• HOW TO COMPLETE THIS TASK
Work out how many lines of the records hold the string "label", and reply with that number alone.

• PROVIDED DATA
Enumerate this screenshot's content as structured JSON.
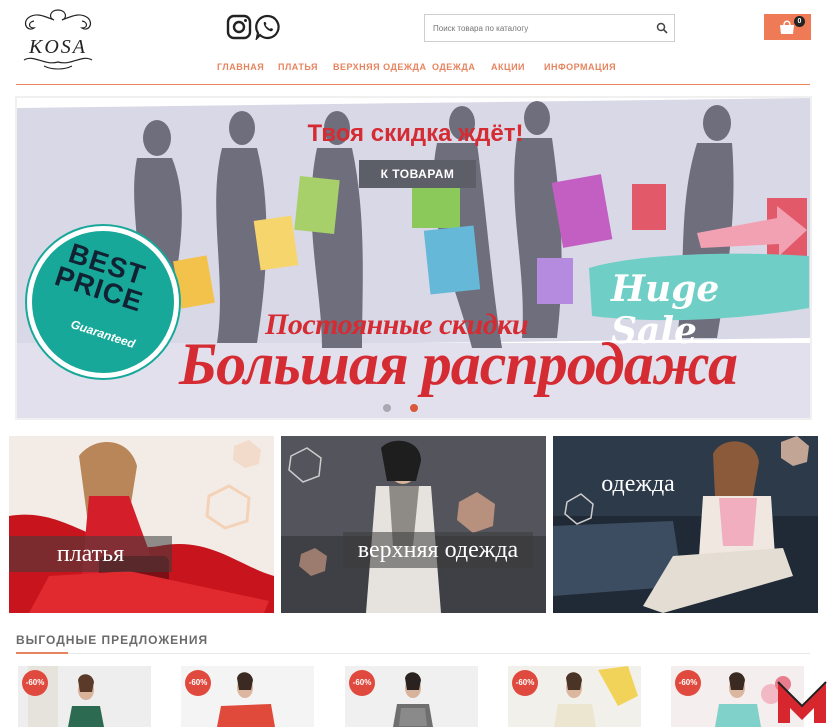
{
  "header": {
    "logo_text": "KOSA",
    "search_placeholder": "Поиск товара по каталогу",
    "cart_count": "0"
  },
  "nav": [
    {
      "label": "ГЛАВНАЯ"
    },
    {
      "label": "ПЛАТЬЯ"
    },
    {
      "label": "ВЕРХНЯЯ ОДЕЖДА"
    },
    {
      "label": "ОДЕЖДА"
    },
    {
      "label": "АКЦИИ"
    },
    {
      "label": "ИНФОРМАЦИЯ"
    }
  ],
  "banner": {
    "promo": "Твоя скидка ждёт!",
    "button": "К ТОВАРАМ",
    "subtitle": "Постоянные скидки",
    "title": "Большая распродажа",
    "sale_tag": "Huge Sale",
    "badge_line1": "BEST",
    "badge_line2": "PRICE",
    "badge_sub": "Guaranteed",
    "slides": 2,
    "active_slide": 2
  },
  "categories": [
    {
      "label": "платья"
    },
    {
      "label": "верхняя одежда"
    },
    {
      "label": "одежда"
    }
  ],
  "offers": {
    "title": "ВЫГОДНЫЕ ПРЕДЛОЖЕНИЯ",
    "products": [
      {
        "discount": "-60%"
      },
      {
        "discount": "-60%"
      },
      {
        "discount": "-60%"
      },
      {
        "discount": "-60%"
      },
      {
        "discount": "-60%"
      }
    ]
  },
  "colors": {
    "accent": "#e7845f",
    "cart": "#ef7a56",
    "sale_red": "#d52b33",
    "badge_teal": "#18a89a",
    "banner_bg": "#d9d8e6"
  }
}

• RESULT BELOW
9